(Data records for software interfaces)
..........
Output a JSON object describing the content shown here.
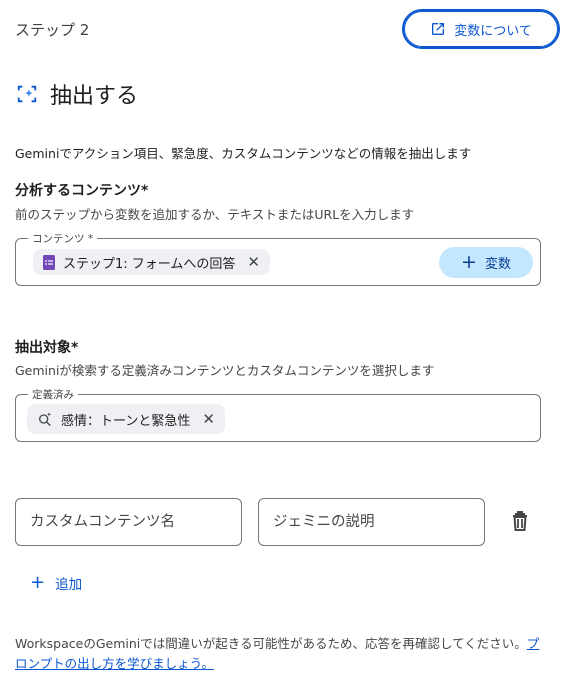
{
  "header": {
    "step_label": "ステップ 2",
    "about_button_label": "変数について"
  },
  "title": {
    "text": "抽出する",
    "icon": "sparkle-frame-icon"
  },
  "description": "Geminiでアクション項目、緊急度、カスタムコンテンツなどの情報を抽出します",
  "content_section": {
    "title": "分析するコンテンツ*",
    "subtitle": "前のステップから変数を追加するか、テキストまたはURLを入力します",
    "field_legend": "コンテンツ *",
    "chip_label": "ステップ1: フォームへの回答",
    "chip_icon": "forms-icon",
    "variable_button_label": "変数"
  },
  "extract_section": {
    "title": "抽出対象*",
    "subtitle": "Geminiが検索する定義済みコンテンツとカスタムコンテンツを選択します",
    "field_legend": "定義済み",
    "chip_label": "感情：トーンと緊急性",
    "chip_icon": "sentiment-search-icon"
  },
  "custom_row": {
    "name_placeholder": "カスタムコンテンツ名",
    "description_placeholder": "ジェミニの説明"
  },
  "add_label": "追加",
  "footer": {
    "text": "WorkspaceのGeminiでは間違いが起きる可能性があるため、応答を再確認してください。",
    "link": "プロンプトの出し方を学びましょう。"
  },
  "colors": {
    "accent": "#0b57d0",
    "chip_bg": "#eef0f4",
    "variable_button_bg": "#c2e7ff",
    "forms_purple": "#7248b9"
  }
}
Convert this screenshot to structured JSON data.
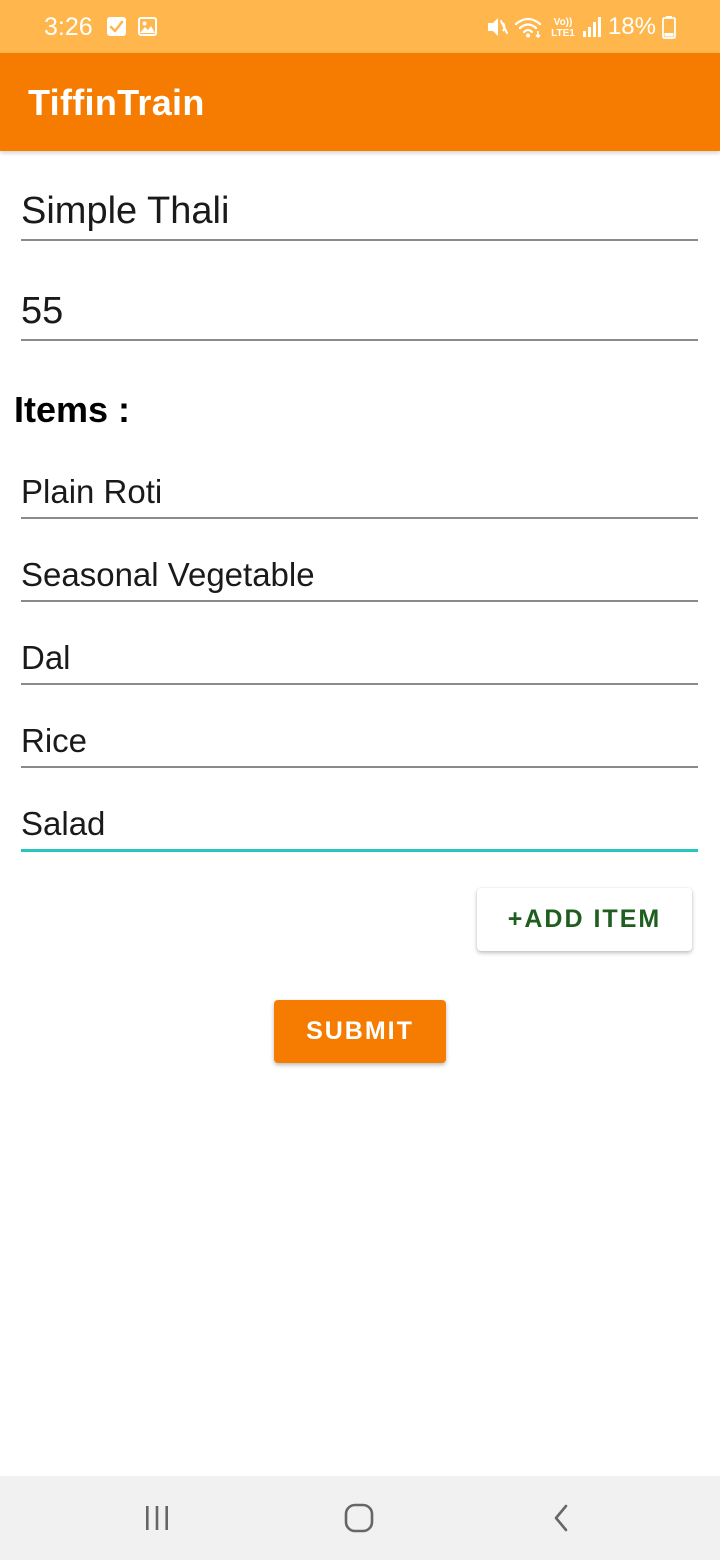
{
  "status_bar": {
    "time": "3:26",
    "battery": "18%",
    "icons": [
      "check-notification-icon",
      "image-notification-icon",
      "mute-icon",
      "wifi-icon",
      "volte-icon",
      "signal-icon",
      "battery-icon"
    ]
  },
  "app_bar": {
    "title": "TiffinTrain"
  },
  "form": {
    "name_value": "Simple Thali",
    "price_value": "55",
    "items_label": "Items :",
    "items": [
      "Plain Roti",
      "Seasonal Vegetable",
      "Dal",
      "Rice",
      "Salad"
    ],
    "add_item_label": "+ADD ITEM",
    "submit_label": "SUBMIT"
  },
  "nav_bar": {
    "icons": [
      "recents-icon",
      "home-icon",
      "back-icon"
    ]
  },
  "colors": {
    "status_bar": "#FFB74D",
    "accent": "#F57C00",
    "focus_underline": "#26C6BF",
    "add_item_text": "#1E5E1E",
    "nav_bar": "#F1F1F1"
  }
}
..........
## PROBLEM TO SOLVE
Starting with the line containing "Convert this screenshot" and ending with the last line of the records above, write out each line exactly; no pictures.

## EXPECTED OUTPUT
Convert this screenshot to structured JSON data.
{
  "status_bar": {
    "time": "3:26",
    "battery": "18%",
    "icons": [
      "check-notification-icon",
      "image-notification-icon",
      "mute-icon",
      "wifi-icon",
      "volte-icon",
      "signal-icon",
      "battery-icon"
    ]
  },
  "app_bar": {
    "title": "TiffinTrain"
  },
  "form": {
    "name_value": "Simple Thali",
    "price_value": "55",
    "items_label": "Items :",
    "items": [
      "Plain Roti",
      "Seasonal Vegetable",
      "Dal",
      "Rice",
      "Salad"
    ],
    "add_item_label": "+ADD ITEM",
    "submit_label": "SUBMIT"
  },
  "nav_bar": {
    "icons": [
      "recents-icon",
      "home-icon",
      "back-icon"
    ]
  },
  "colors": {
    "status_bar": "#FFB74D",
    "accent": "#F57C00",
    "focus_underline": "#26C6BF",
    "add_item_text": "#1E5E1E",
    "nav_bar": "#F1F1F1"
  }
}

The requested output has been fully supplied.